/---

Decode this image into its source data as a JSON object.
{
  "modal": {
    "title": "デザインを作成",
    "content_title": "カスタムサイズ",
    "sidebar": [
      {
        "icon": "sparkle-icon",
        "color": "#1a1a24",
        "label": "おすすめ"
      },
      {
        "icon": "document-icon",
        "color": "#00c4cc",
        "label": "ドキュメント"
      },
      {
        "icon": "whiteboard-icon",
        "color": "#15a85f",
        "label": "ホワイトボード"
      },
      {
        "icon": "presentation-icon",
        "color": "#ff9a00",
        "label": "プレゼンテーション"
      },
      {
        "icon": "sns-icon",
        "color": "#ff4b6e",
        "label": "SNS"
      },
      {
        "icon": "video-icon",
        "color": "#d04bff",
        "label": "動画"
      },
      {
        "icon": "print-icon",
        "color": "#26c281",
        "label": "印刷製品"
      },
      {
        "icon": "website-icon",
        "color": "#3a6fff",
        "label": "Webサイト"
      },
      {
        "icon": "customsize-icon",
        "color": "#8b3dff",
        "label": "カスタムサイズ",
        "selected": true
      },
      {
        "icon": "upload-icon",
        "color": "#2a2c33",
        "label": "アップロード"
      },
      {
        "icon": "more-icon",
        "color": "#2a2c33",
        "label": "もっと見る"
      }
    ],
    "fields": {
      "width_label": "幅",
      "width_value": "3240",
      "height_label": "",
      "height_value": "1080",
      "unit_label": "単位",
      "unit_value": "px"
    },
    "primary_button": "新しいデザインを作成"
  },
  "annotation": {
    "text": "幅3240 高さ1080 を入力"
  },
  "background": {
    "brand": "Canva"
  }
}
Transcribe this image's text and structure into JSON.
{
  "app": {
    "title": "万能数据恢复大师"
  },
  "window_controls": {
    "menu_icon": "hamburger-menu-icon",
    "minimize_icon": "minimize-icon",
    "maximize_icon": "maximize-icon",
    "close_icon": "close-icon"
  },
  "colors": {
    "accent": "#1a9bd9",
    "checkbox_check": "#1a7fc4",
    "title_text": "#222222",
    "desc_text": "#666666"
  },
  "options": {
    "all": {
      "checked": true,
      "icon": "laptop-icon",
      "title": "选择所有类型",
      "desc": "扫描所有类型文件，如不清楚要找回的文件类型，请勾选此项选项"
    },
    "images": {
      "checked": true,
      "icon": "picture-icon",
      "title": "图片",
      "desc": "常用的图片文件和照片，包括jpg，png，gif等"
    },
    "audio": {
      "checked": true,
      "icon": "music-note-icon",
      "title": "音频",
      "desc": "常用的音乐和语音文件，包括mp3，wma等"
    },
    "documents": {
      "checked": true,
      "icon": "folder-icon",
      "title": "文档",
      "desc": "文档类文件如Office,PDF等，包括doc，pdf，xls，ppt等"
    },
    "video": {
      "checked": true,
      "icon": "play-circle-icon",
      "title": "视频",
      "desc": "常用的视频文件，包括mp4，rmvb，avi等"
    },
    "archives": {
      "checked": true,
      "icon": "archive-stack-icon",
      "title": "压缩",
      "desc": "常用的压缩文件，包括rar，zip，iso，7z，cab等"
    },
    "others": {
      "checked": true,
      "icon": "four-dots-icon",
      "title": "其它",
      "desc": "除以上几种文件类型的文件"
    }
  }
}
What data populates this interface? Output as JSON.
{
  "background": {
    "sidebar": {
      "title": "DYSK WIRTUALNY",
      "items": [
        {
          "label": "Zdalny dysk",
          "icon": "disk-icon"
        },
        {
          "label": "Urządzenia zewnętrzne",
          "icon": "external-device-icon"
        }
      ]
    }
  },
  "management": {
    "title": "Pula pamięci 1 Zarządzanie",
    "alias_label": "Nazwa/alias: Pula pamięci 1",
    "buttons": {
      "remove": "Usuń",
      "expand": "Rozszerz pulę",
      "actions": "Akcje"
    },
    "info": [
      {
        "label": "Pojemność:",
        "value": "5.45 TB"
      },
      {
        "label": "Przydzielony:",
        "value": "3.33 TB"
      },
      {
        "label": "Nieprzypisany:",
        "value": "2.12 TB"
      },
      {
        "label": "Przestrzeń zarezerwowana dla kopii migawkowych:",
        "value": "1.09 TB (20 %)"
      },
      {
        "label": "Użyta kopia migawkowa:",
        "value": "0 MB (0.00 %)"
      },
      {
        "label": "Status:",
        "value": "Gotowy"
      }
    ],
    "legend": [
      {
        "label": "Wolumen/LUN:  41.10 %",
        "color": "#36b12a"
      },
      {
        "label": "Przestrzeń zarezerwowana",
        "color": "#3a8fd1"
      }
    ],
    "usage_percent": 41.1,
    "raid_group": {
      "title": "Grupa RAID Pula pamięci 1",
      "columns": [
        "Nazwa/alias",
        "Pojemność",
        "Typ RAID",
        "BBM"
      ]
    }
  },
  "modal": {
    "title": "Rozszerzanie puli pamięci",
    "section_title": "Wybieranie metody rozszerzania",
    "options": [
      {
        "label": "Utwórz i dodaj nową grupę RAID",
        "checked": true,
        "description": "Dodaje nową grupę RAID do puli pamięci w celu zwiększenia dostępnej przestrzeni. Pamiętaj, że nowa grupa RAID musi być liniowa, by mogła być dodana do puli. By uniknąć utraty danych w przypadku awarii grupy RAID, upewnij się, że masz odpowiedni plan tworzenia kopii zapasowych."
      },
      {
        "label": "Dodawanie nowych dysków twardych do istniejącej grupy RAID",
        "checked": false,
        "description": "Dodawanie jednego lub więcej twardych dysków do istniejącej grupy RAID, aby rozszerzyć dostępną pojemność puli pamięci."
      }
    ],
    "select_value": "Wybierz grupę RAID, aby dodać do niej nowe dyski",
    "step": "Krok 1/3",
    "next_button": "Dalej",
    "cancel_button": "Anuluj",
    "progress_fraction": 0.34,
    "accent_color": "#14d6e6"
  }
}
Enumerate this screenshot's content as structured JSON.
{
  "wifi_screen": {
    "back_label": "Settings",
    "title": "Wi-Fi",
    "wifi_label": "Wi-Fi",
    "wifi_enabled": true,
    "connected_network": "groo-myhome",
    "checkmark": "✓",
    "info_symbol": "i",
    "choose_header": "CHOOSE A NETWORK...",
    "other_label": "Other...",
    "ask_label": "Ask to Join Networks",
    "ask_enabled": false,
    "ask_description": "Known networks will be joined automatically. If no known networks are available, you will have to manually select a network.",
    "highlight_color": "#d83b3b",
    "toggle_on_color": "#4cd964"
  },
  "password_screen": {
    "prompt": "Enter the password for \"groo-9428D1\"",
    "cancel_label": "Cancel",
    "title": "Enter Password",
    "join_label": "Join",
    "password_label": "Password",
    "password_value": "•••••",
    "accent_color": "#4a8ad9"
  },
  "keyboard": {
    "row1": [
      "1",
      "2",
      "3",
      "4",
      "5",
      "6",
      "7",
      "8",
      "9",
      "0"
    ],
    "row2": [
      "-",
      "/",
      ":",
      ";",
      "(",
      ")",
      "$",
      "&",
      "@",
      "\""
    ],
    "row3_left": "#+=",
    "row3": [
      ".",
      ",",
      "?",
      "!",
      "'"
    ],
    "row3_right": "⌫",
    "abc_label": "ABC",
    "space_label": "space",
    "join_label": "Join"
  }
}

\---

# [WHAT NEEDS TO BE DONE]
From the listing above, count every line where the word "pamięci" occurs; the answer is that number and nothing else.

# [REPLY TO THE EXERCISE]
6